The New Jersey Appellate Division recently issued a for-publication opinion, Goffe v. Foulke Mgmt. Corp., ___ N.J. Super. __, A-2658-16, 2018 N.J. Super. LEXIS 61, 2018 WL 1915860 (App. Div. Apr. 24, 2018), holding that the rescission of the underlying contract containing an arbitration clause is a sufficient basis for denying a motion to compel arbitration. The decision is both interesting and troublesome—especially because it is precedential and binds lower courts.

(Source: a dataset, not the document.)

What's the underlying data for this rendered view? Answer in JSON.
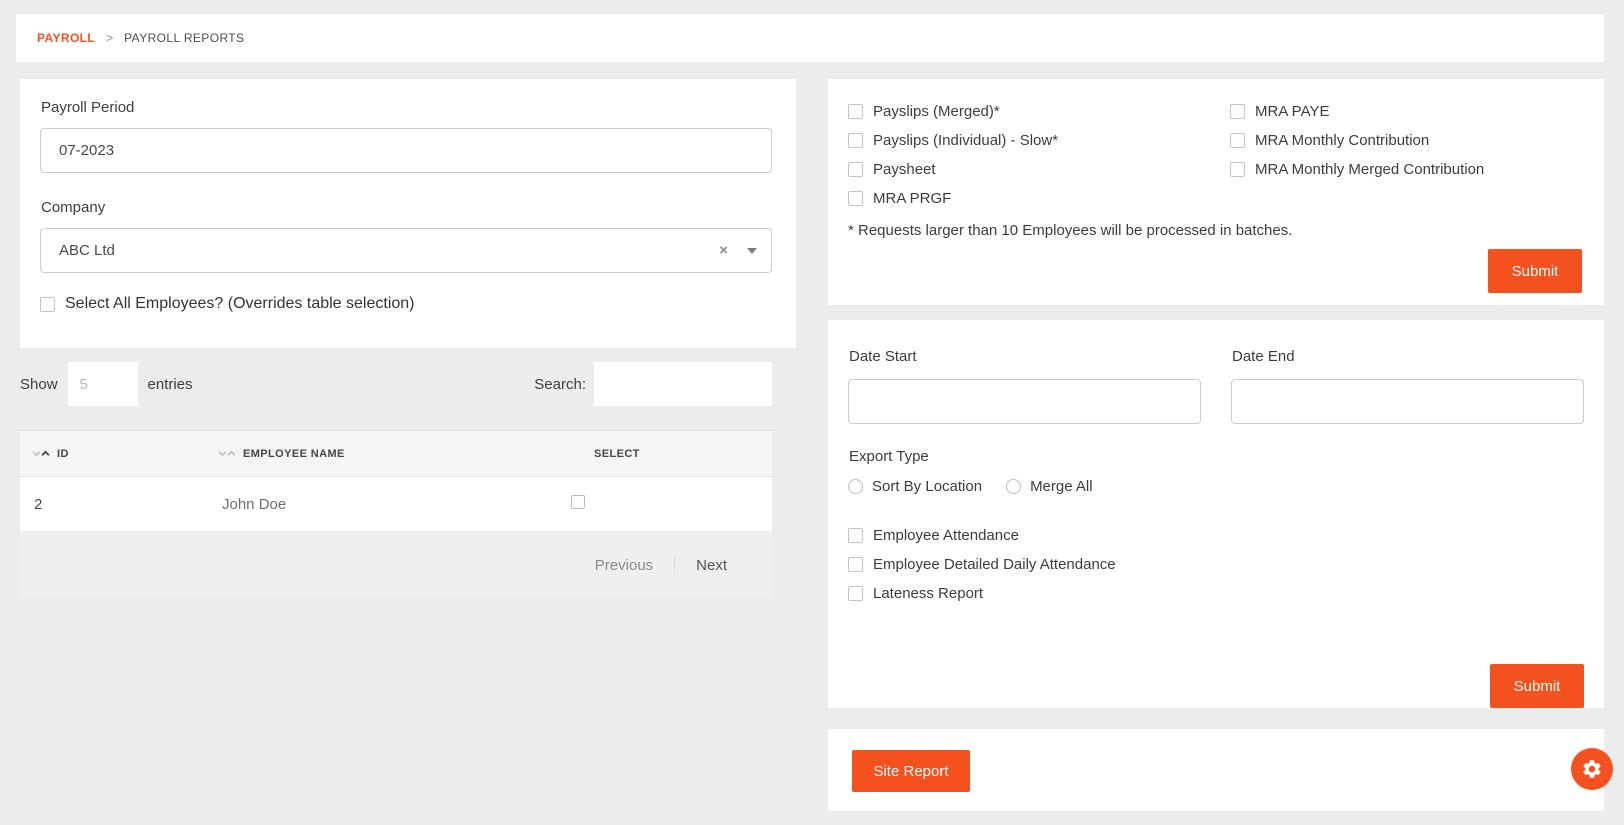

Absent broader authorizing language, such as for particular statutory claims, arbitration typically is restricted to claims relating to the contract that contains the arbitration clause. In New Jersey, these limits are discussed in cases such as Spathos v. Smart Payment Plan LLC, No. 15-8014, 2016 WL 3951672 (D.N.J. July 21, 2016). There, the parties continued to work together under an oral contract after their agency agreement containing an arbitration clause had expired. When a dispute arose regarding performance under the oral agreement, the court declined to order arbitration since the clause in the written agreement covered only disputes related to that written agreement. In a similar vein, it has been held that a dispute regarding one credit card is not subject to arbitration based on the arbitration clause in the agreement for a different credit card. Katsil v. Citibank N.A., No. 16-3694, 2016 U.S. Dist. LEXIS 169560, 2016 WL 7173765 (D.N.J. Dec. 8, 2016). Likewise, the arbitration clause applicable to one visit to the gym cannot be the basis for arbitration of an accident claim during a second visit, where the first clause does not cover the second visit to the gym. Weed v. Sky NJ, LLC, No. A-4589-16, 2018 N.J. Super. Unpub. LEXIS 410 (N.J. Super. Ct. App. Div. Feb. 22, 2018).